* Information supplied *
============
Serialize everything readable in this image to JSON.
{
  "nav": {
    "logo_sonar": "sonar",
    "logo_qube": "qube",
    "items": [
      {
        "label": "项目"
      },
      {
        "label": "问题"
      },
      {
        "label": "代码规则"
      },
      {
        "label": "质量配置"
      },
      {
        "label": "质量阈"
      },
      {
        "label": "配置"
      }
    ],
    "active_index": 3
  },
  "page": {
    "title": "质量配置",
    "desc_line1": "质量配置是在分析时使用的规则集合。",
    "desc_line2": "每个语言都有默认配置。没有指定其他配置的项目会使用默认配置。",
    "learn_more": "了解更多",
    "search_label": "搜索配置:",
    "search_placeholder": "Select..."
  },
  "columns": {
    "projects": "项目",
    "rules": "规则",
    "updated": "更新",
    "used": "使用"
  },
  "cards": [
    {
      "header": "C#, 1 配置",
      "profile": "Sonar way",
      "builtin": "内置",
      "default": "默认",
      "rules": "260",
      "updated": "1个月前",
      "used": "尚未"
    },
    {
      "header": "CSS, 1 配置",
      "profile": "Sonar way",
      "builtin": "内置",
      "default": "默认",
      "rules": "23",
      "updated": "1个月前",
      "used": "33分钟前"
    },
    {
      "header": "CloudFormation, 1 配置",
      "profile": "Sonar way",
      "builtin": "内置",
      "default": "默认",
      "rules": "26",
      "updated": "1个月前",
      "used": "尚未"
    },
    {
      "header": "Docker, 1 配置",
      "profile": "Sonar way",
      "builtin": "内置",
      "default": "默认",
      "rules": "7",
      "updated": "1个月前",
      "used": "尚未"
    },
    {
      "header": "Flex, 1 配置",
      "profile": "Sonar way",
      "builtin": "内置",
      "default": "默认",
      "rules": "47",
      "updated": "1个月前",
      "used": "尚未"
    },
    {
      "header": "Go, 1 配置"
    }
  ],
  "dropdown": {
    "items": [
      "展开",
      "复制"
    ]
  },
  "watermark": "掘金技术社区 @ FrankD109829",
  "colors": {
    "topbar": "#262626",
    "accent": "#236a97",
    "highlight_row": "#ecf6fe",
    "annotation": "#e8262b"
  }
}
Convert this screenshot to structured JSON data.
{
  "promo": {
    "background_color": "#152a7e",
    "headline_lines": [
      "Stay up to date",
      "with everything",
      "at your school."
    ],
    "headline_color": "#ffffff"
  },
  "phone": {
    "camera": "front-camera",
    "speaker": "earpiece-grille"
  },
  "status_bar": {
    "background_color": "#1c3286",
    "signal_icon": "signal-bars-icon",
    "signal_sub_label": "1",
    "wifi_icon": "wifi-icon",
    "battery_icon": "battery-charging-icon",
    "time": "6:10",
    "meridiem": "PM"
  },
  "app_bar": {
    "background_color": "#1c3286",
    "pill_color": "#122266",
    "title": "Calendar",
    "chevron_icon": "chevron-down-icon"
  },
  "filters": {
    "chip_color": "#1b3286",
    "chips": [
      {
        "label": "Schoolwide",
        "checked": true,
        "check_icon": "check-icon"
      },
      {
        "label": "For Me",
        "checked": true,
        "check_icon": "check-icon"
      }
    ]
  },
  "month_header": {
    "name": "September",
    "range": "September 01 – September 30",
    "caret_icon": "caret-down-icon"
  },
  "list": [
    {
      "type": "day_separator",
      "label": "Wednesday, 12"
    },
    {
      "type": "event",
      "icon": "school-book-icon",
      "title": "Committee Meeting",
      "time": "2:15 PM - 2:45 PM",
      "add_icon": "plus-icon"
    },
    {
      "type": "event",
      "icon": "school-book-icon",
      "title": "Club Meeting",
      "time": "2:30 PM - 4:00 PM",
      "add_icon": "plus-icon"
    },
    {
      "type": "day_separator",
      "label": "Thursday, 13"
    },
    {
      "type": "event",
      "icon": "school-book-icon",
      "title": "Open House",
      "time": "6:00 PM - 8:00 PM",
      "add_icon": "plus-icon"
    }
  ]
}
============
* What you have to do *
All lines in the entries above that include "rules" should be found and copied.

* Reply to the task *
    "rules": "规则",
      "rules": "260",
      "rules": "23",
      "rules": "26",
      "rules": "7",
      "rules": "47",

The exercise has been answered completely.